Plan your approach to attribution
Select your attribution models
Start modeling in Google Analytics
Build customized models to fit your business
Apply what you’ve learned
Attribution in action
Checklist for success
Marketing attribution in Google Analytics Savvy marketers understand that you don’t capture your audience with just one message, just one picture, or just one perfectly placed advertisement. It’s a complex process of planting the seed, nurturing it, and finally harvesting the fruits of your marketing efforts. Before your customers buy or convert, they may see many different parts of your online marketing campaign – including paid and organic search, email, affiliate marketing, display ads, mobile placements, and more. Each of these elements has an impact on your results. With marketing attribution modeling, you can assign value to all of the factors that contributed to a sale. When done well, it can help you to make better decisions about the future. Yet how do you know which models to use, or how much credit to assign? In this playbook, we’ll explore common attribution models and share some thoughts on how to get started with Attribution Modeling in Google Analytics. You’ll learn how to quickly build, customize, and compare models, so you can get the most out of your marketing programs.
Product Manager, Google Analytics
Plan your approach to attribution Like any analysis tool, Attribution Modeling is most effective when you have a clear goal: define your analysis questions, and make a plan for what you learn.
1. Start by identifying your marketing goals. Are you focused on branding and awareness, lead generation, developing new business, or repeat business? Are your current campaigns meeting these objectives? 2. Develop a basic outline for your customer journey, including path length, time to conversion, and the relevant marketing channels. You can find this information in the Multi-Channel Funnels reports in Google Analytics.

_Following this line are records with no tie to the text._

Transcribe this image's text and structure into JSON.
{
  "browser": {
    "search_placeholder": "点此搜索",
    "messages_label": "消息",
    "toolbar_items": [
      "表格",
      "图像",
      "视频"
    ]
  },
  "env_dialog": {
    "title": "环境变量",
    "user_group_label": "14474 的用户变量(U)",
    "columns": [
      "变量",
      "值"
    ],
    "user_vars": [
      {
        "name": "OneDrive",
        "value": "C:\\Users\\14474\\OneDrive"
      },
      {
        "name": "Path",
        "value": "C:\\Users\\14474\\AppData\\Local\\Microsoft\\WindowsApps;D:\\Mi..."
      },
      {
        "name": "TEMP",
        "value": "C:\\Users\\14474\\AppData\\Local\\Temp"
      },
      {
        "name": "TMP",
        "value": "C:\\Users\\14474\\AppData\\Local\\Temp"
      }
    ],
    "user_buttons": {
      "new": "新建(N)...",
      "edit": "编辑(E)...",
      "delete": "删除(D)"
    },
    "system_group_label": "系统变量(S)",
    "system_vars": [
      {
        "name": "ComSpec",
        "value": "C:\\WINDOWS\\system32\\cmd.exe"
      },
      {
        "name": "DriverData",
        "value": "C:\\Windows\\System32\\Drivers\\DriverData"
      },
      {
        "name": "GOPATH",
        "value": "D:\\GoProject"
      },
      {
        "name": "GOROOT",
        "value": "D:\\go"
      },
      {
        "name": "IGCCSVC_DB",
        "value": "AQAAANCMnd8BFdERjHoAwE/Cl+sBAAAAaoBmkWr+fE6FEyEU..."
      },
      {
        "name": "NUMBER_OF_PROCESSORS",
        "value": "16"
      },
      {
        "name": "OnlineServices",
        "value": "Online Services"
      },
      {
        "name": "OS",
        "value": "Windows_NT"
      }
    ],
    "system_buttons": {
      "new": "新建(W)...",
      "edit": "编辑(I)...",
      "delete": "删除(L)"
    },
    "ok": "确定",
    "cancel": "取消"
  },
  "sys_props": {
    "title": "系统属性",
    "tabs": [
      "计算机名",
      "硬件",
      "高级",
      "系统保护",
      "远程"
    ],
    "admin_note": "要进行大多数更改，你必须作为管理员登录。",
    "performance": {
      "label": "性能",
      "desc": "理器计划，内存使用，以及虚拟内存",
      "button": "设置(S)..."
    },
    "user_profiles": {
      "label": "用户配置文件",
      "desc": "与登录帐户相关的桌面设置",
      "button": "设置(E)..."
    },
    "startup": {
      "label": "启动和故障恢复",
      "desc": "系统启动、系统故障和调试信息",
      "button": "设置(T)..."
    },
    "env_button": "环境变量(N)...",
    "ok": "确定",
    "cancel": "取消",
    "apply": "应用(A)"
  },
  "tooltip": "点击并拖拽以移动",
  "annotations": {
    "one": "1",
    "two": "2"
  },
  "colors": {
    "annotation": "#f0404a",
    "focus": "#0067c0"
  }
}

Look for key details: does the path differ based on the first touchpoint? Does it differ by order size or product category? 3. Think about how you assign credit to these interactions today – even if you’re new to attribution modeling, you surely have some sort of intuitive model. What would happen if you valued interactions in the path differently? 4. Define the role and expected impact of each campaign element. When you start modeling, check whether the models match or contradict your expectations. 5. Plan your next steps. If you learn that a certain campaign, source, or interaction is performing differently than expected, will you be able to take action to change it? Once you’ve identified your analysis questions, you should explore different attribution models and determine which are best suited to your marketing goals. It’s important to compare multiple models to learn about different aspects of your marketing program.
Select your attribution models Start with these commonly used models, then compare and customize to best reflect your campaign goals.
The Last Interaction model attributes 100% of the conversion value to the last channel with which the customer interacted before buying or converting. This model is extremely common – most likely you’re already using some version of it – so it’s a great baseline for comparison with other models.
The First Interaction model attributes 100% of the conversion value to the first channel with which the customer interacted. This model can help you understand which campaigns create initial awareness.